>>>>

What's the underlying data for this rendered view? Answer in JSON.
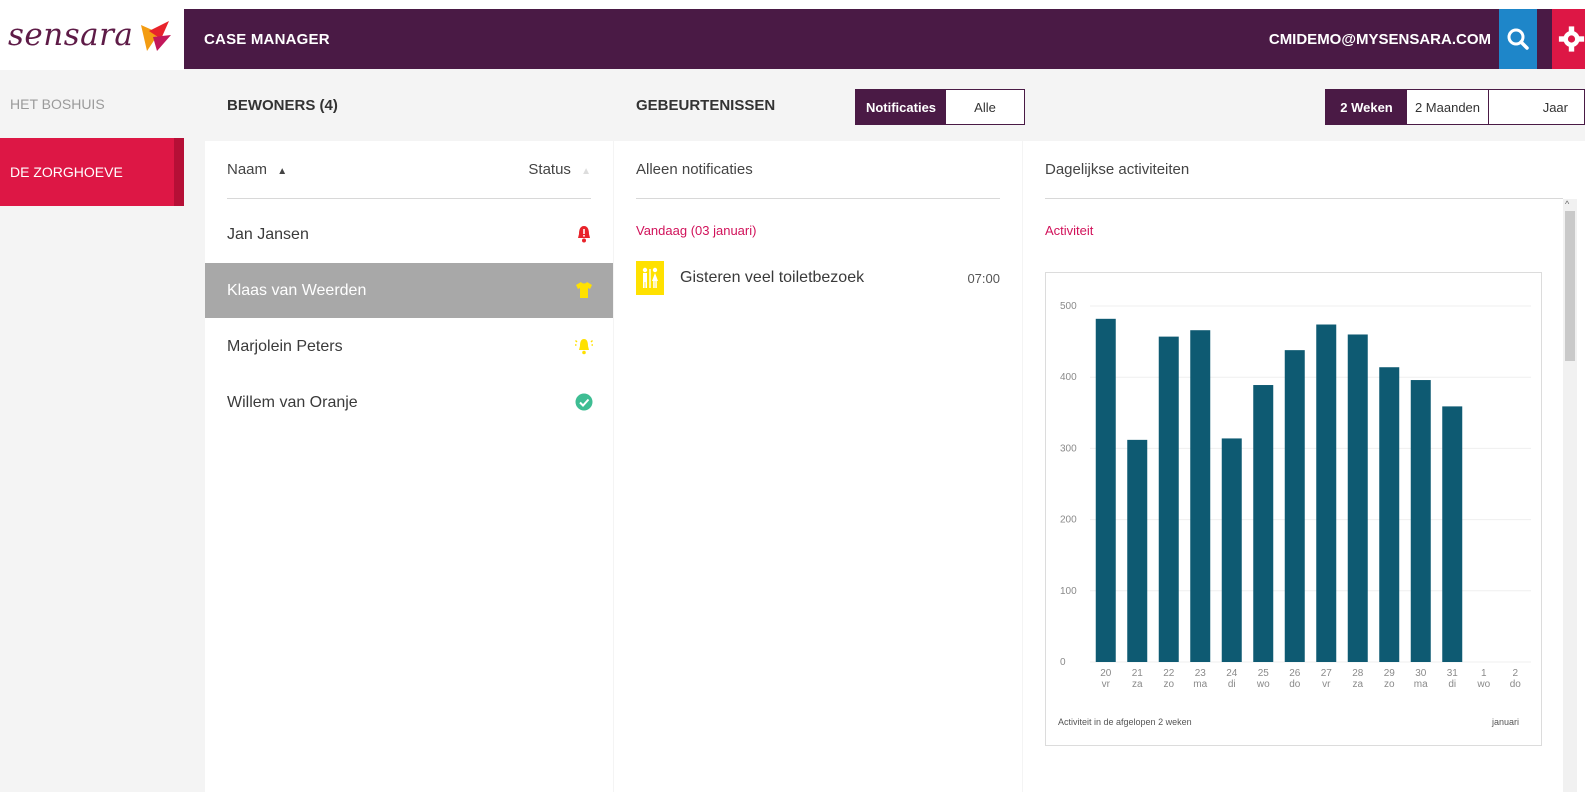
{
  "brand": {
    "logo_text": "sensara",
    "accent_color": "#dd1745",
    "header_color": "#4a1a45"
  },
  "sidebar": {
    "items": [
      {
        "label": "HET BOSHUIS",
        "active": false
      },
      {
        "label": "DE ZORGHOEVE",
        "active": true
      }
    ]
  },
  "topbar": {
    "title": "CASE MANAGER",
    "user": "CMIDEMO@MYSENSARA.COM",
    "icons": [
      "search-icon",
      "gear-icon"
    ]
  },
  "residents": {
    "header": "BEWONERS (4)",
    "col_name": "Naam",
    "col_status": "Status",
    "rows": [
      {
        "name": "Jan Jansen",
        "status_icon": "bell-alarm-icon",
        "status_color": "#e8232b",
        "selected": false
      },
      {
        "name": "Klaas van Weerden",
        "status_icon": "shirt-icon",
        "status_color": "#ffe100",
        "selected": true
      },
      {
        "name": "Marjolein Peters",
        "status_icon": "bell-ringing-icon",
        "status_color": "#ffe100",
        "selected": false
      },
      {
        "name": "Willem van Oranje",
        "status_icon": "check-circle-icon",
        "status_color": "#3ebd93",
        "selected": false
      }
    ]
  },
  "events": {
    "header": "GEBEURTENISSEN",
    "filters": [
      {
        "label": "Notificaties",
        "active": true
      },
      {
        "label": "Alle",
        "active": false
      }
    ],
    "subheader": "Alleen notificaties",
    "day_label": "Vandaag (03 januari)",
    "items": [
      {
        "title": "Gisteren veel toiletbezoek",
        "time": "07:00",
        "icon": "toilet-icon"
      }
    ]
  },
  "period": {
    "options": [
      {
        "label": "2 Weken",
        "active": true
      },
      {
        "label": "2 Maanden",
        "active": false
      },
      {
        "label": "Jaar",
        "active": false
      }
    ]
  },
  "activity": {
    "header": "Dagelijkse activiteiten",
    "subheader": "Activiteit",
    "footer_left": "Activiteit in de afgelopen 2 weken",
    "footer_right": "januari"
  },
  "chart_data": {
    "type": "bar",
    "title": "",
    "xlabel": "",
    "ylabel": "",
    "ylim": [
      0,
      500
    ],
    "yticks": [
      0,
      100,
      200,
      300,
      400,
      500
    ],
    "categories": [
      "20",
      "21",
      "22",
      "23",
      "24",
      "25",
      "26",
      "27",
      "28",
      "29",
      "30",
      "31",
      "1",
      "2"
    ],
    "sublabels": [
      "vr",
      "za",
      "zo",
      "ma",
      "di",
      "wo",
      "do",
      "vr",
      "za",
      "zo",
      "ma",
      "di",
      "wo",
      "do"
    ],
    "values": [
      482,
      312,
      457,
      466,
      314,
      389,
      438,
      474,
      460,
      414,
      396,
      359,
      null,
      null
    ],
    "bar_color": "#0e5a72",
    "grid": true
  }
}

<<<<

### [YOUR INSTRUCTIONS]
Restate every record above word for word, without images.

### [RESULT FOR THIS EXERCISE]
What's the underlying data for this rendered view? Answer in JSON.
{
  "brand": {
    "logo_text": "sensara",
    "accent_color": "#dd1745",
    "header_color": "#4a1a45"
  },
  "sidebar": {
    "items": [
      {
        "label": "HET BOSHUIS",
        "active": false
      },
      {
        "label": "DE ZORGHOEVE",
        "active": true
      }
    ]
  },
  "topbar": {
    "title": "CASE MANAGER",
    "user": "CMIDEMO@MYSENSARA.COM",
    "icons": [
      "search-icon",
      "gear-icon"
    ]
  },
  "residents": {
    "header": "BEWONERS (4)",
    "col_name": "Naam",
    "col_status": "Status",
    "rows": [
      {
        "name": "Jan Jansen",
        "status_icon": "bell-alarm-icon",
        "status_color": "#e8232b",
        "selected": false
      },
      {
        "name": "Klaas van Weerden",
        "status_icon": "shirt-icon",
        "status_color": "#ffe100",
        "selected": true
      },
      {
        "name": "Marjolein Peters",
        "status_icon": "bell-ringing-icon",
        "status_color": "#ffe100",
        "selected": false
      },
      {
        "name": "Willem van Oranje",
        "status_icon": "check-circle-icon",
        "status_color": "#3ebd93",
        "selected": false
      }
    ]
  },
  "events": {
    "header": "GEBEURTENISSEN",
    "filters": [
      {
        "label": "Notificaties",
        "active": true
      },
      {
        "label": "Alle",
        "active": false
      }
    ],
    "subheader": "Alleen notificaties",
    "day_label": "Vandaag (03 januari)",
    "items": [
      {
        "title": "Gisteren veel toiletbezoek",
        "time": "07:00",
        "icon": "toilet-icon"
      }
    ]
  },
  "period": {
    "options": [
      {
        "label": "2 Weken",
        "active": true
      },
      {
        "label": "2 Maanden",
        "active": false
      },
      {
        "label": "Jaar",
        "active": false
      }
    ]
  },
  "activity": {
    "header": "Dagelijkse activiteiten",
    "subheader": "Activiteit",
    "footer_left": "Activiteit in de afgelopen 2 weken",
    "footer_right": "januari"
  },
  "chart_data": {
    "type": "bar",
    "title": "",
    "xlabel": "",
    "ylabel": "",
    "ylim": [
      0,
      500
    ],
    "yticks": [
      0,
      100,
      200,
      300,
      400,
      500
    ],
    "categories": [
      "20",
      "21",
      "22",
      "23",
      "24",
      "25",
      "26",
      "27",
      "28",
      "29",
      "30",
      "31",
      "1",
      "2"
    ],
    "sublabels": [
      "vr",
      "za",
      "zo",
      "ma",
      "di",
      "wo",
      "do",
      "vr",
      "za",
      "zo",
      "ma",
      "di",
      "wo",
      "do"
    ],
    "values": [
      482,
      312,
      457,
      466,
      314,
      389,
      438,
      474,
      460,
      414,
      396,
      359,
      null,
      null
    ],
    "bar_color": "#0e5a72",
    "grid": true
  }
}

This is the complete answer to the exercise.